Janette D. Sherman, M. D. is the author of Life’s Delicate Balance: Causes and Prevention of Breast Cancer and Chemical Exposure and Disease, and is a specialist in internal medicine and toxicology. She edited the book Chernobyl: Consequences of the Catastrophe for People and Nature, written by A. V. Yablokov, V. B., Nesterenko and A. V. Nesterenko, published by the New York Academy of Sciences in 2009.  Her primary interest is the prevention of illness through public education.  She can be reached at:  toxdoc.js@verizon.net and www.janettesherman.com

More articles by:

Janette D. Sherman, M. D. is the author of Life’s Delicate Balance: Causes and Prevention of Breast Cancer and Chemical Exposure and Disease, and is a specialist in internal medicine and toxicology.
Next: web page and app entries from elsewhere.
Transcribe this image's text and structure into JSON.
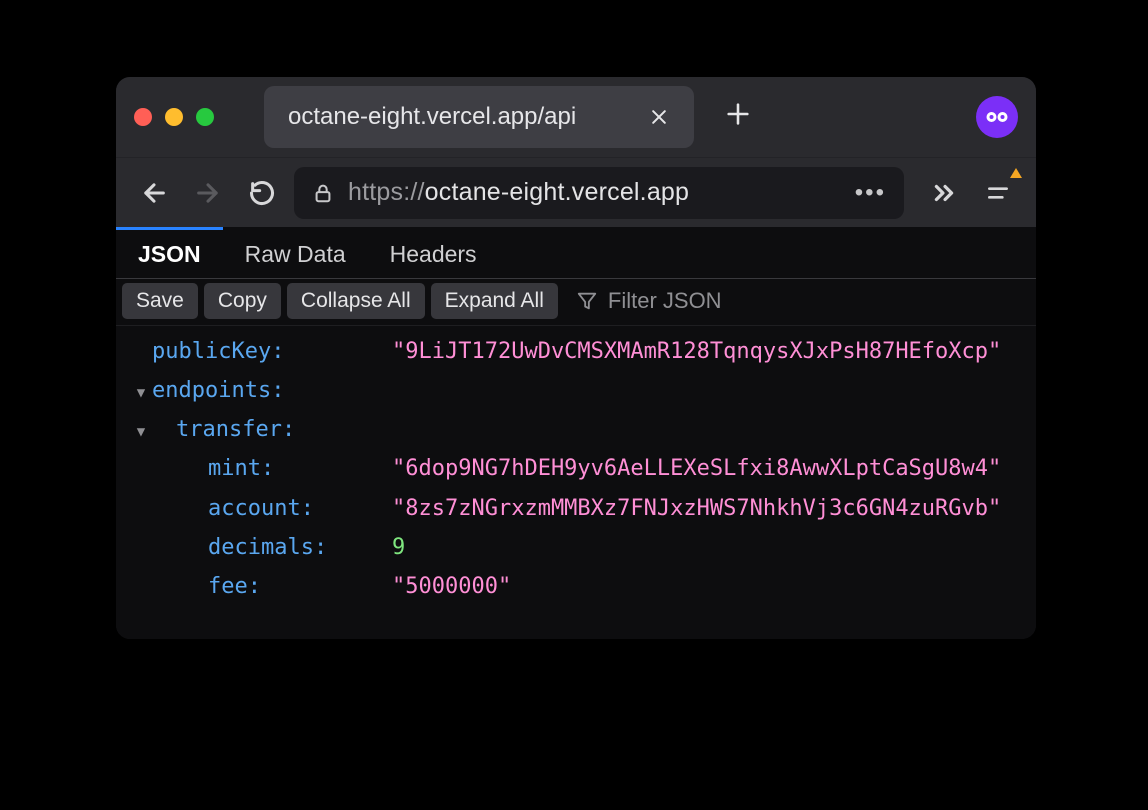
{
  "titlebar": {
    "tab_title": "octane-eight.vercel.app/api"
  },
  "addressbar": {
    "url_prefix": "https://",
    "url_host": "octane-eight.vercel.app",
    "url_rest": ""
  },
  "viewer_tabs": {
    "json": "JSON",
    "raw": "Raw Data",
    "headers": "Headers"
  },
  "toolbar": {
    "save": "Save",
    "copy": "Copy",
    "collapse_all": "Collapse All",
    "expand_all": "Expand All",
    "filter_placeholder": "Filter JSON"
  },
  "json": {
    "publicKey_label": "publicKey",
    "publicKey_value": "\"9LiJT172UwDvCMSXMAmR128TqnqysXJxPsH87HEfoXcp\"",
    "endpoints_label": "endpoints",
    "transfer_label": "transfer",
    "mint_label": "mint",
    "mint_value": "\"6dop9NG7hDEH9yv6AeLLEXeSLfxi8AwwXLptCaSgU8w4\"",
    "account_label": "account",
    "account_value": "\"8zs7zNGrxzmMMBXz7FNJxzHWS7NhkhVj3c6GN4zuRGvb\"",
    "decimals_label": "decimals",
    "decimals_value": "9",
    "fee_label": "fee",
    "fee_value": "\"5000000\""
  }
}
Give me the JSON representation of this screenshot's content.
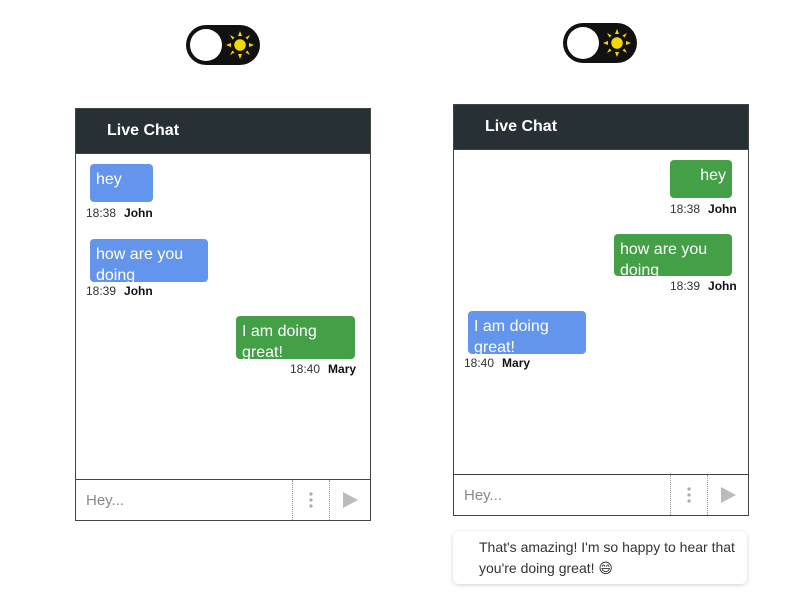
{
  "left_panel": {
    "toggle": {
      "icon": "sun-icon",
      "state": "off"
    },
    "chat": {
      "title": "Live Chat",
      "messages": [
        {
          "text": "hey",
          "time": "18:38",
          "author": "John",
          "color": "#6495ed"
        },
        {
          "text": "how are you doing",
          "time": "18:39",
          "author": "John",
          "color": "#6495ed"
        },
        {
          "text": "I am doing great!",
          "time": "18:40",
          "author": "Mary",
          "color": "#43a047"
        }
      ],
      "input_placeholder": "Hey..."
    }
  },
  "right_panel": {
    "toggle": {
      "icon": "sun-icon",
      "state": "off"
    },
    "chat": {
      "title": "Live Chat",
      "messages": [
        {
          "text": "hey",
          "time": "18:38",
          "author": "John",
          "color": "#43a047"
        },
        {
          "text": "how are you doing",
          "time": "18:39",
          "author": "John",
          "color": "#43a047"
        },
        {
          "text": "I am doing great!",
          "time": "18:40",
          "author": "Mary",
          "color": "#6495ed"
        }
      ],
      "input_placeholder": "Hey..."
    },
    "reply_suggestion": "That's amazing! I'm so happy to hear that you're doing great! 😄"
  }
}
She edited the book Chernobyl: Consequences of the Catastrophe for People and Nature, written by A. V. Yablokov, V. B., Nesterenko and A. V. Nesterenko, published by the New York Academy of Sciences in 2009.  Her primary interest is the prevention of illness through public education.  She can be reached at:  toxdoc.js@verizon.netand www.janettesherman.com
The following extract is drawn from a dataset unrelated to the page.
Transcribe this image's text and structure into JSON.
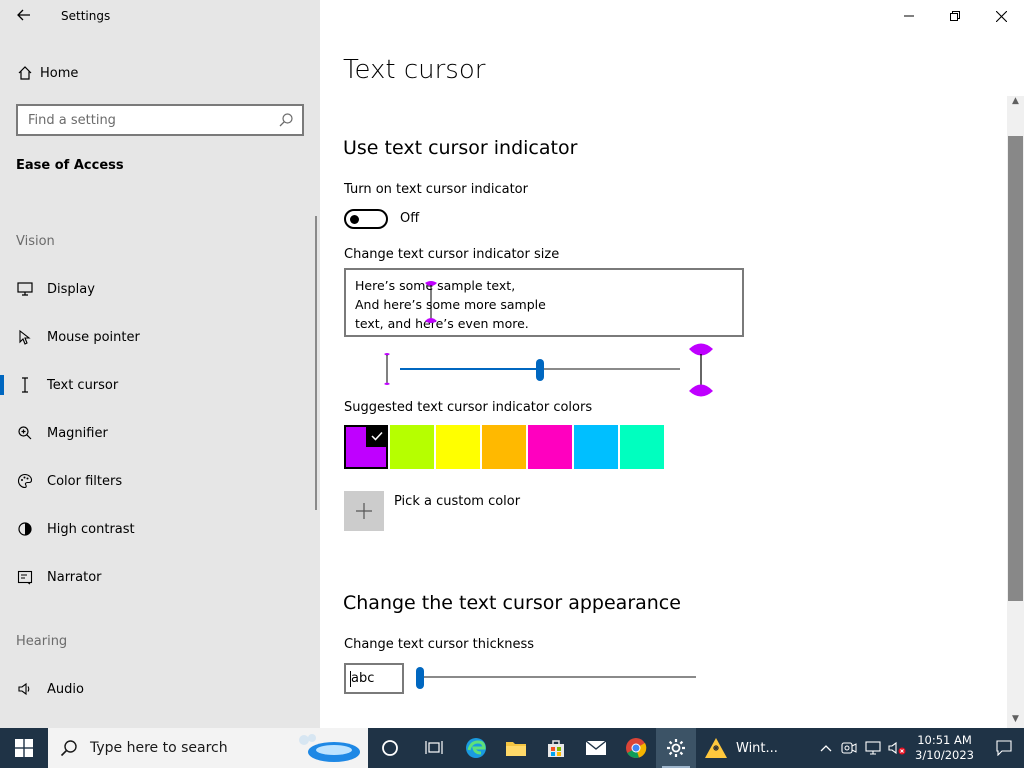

January 16, 2019
Patrick Bond
Jim Yong Kim’s Mixed Messages to the World Bank and the World
John Grant
Joe Biden, Crime Fighter from Hell
Alvaro Huerta
Brief History Notes on Mexican Immigration to the U.S.
Kenneth Surin
A Great Speaker of the UK’s House of Commons
Elizabeth Henderson
Why Sustainable Agriculture Should Support a Green New Deal
Binoy Kampmark
Trump, Bolton and the Syrian Confusion
Jeff Mackler
Trump’s Syria Exit Tweet Provokes Washington Panic
Barbara Nimri Aziz
How Long Can Nepal Blame Others for Its Woes?
Glenn Sacks
LA Teachers’ Strike: When Just One Man Says, “No”
Cesar Chelala
Violence Against Women: A Pandemic No Longer Hidden
Kim C. Domenico
To Make a Vineyard of the Curse: Fate, Fatalism and Freedom
Dave Lindorff
Criminalizing BDS Trashes Free Speech & Association
Thomas Knapp
Now More Than Ever, It’s Clear the FBI Must Go
Binoy Kampmark
Dances of Disinformation: The Partisan Politics of the Integrity Initiative
Andrew Stewart
The Green New Deal Must be Centered on African American and Indigenous Workers to Differentiate Itself From the Democratic Party: Part Two
Edward Curtin
A Gentrified Little Town Goes to Pot
January 15, 2019
Patrick Cockburn
Refugees Are in the English Channel Because of Western Interventions in the Middle East
Howard Lisnoff
The Faux Political System by the Numbers
Lawrence Davidson
Amos Oz and the Real Israel
John W. Whitehead
Beware the Emergency State
John Laforge
Loudmouths against Nuclear Lawlessness
Myles Hoenig
Labor in the Age of Trump
Jeff Cohen
Mainstream Media Bias on 2020 Democratic Race Already in High Gear
Dean Baker
Will Paying for Kidneys Reduce the Transplant Wait List?
George Ochenski
Trump’s Wall and the Montana Senate’s Theater of the Absurd
Binoy Kampmark
Dances of Disinformation: the Partisan Politics of the Integrity Initiative
Glenn Sacks
On the Picket Lines: Los Angeles Teachers Go On Strike for First Time in 30 Years
Jonah Raskin
Love in a Cold War Climate
Andrew Stewart
The Green New Deal Must be Centered on African American and Indigenous Workers to Differentiate Itself From the Democratic Party
January 14, 2019
Kenn Orphan
The Tears of Justin Trudeau
Julia Stein
California Needs a 10-Year Green New Deal
Dean Baker
Declining Birth Rates: Is the US in Danger of Running Out of People?
Robert Fisk
The US Media has Lost One of Its Sanest Voices on Military Matters
Vijay Prashad
5.5 Million Women Build Their Wall
Nicky Reid
Lessons From Rojava
Ted Rall
Here is the Progressive Agenda
Robert Koehler
A Green Future is One Without War
Gary Leupp
The Chickens Come Home to Roost….in Northern Syria
Glenn Sacks
LA Teachers’ Strike: “The Country Is Watching”
Sam Gordon
Who Are Northern Ireland’s Democratic Unionists?
Weekend Edition
January 11, 2019
Friday - Sunday
Richard Moser
Neoliberalism: Free Market Fundamentalism or Corporate Power?
Paul Street
Bordering on Fascism: Scholars Reflect on Dangerous Times
Joseph Majerle III – Matthew Stevenson
Who or What Brought Down Dag Hammarskjöld?
Jeffrey St. Clair - Joshua Frank
How Tre Arrow Became America’s Most Wanted Environmental “Terrorist”
Andrew Levine
Dealbreakers: The Democrats, Trump and His Wall
FacebookTwitterGoogle+RedditEmail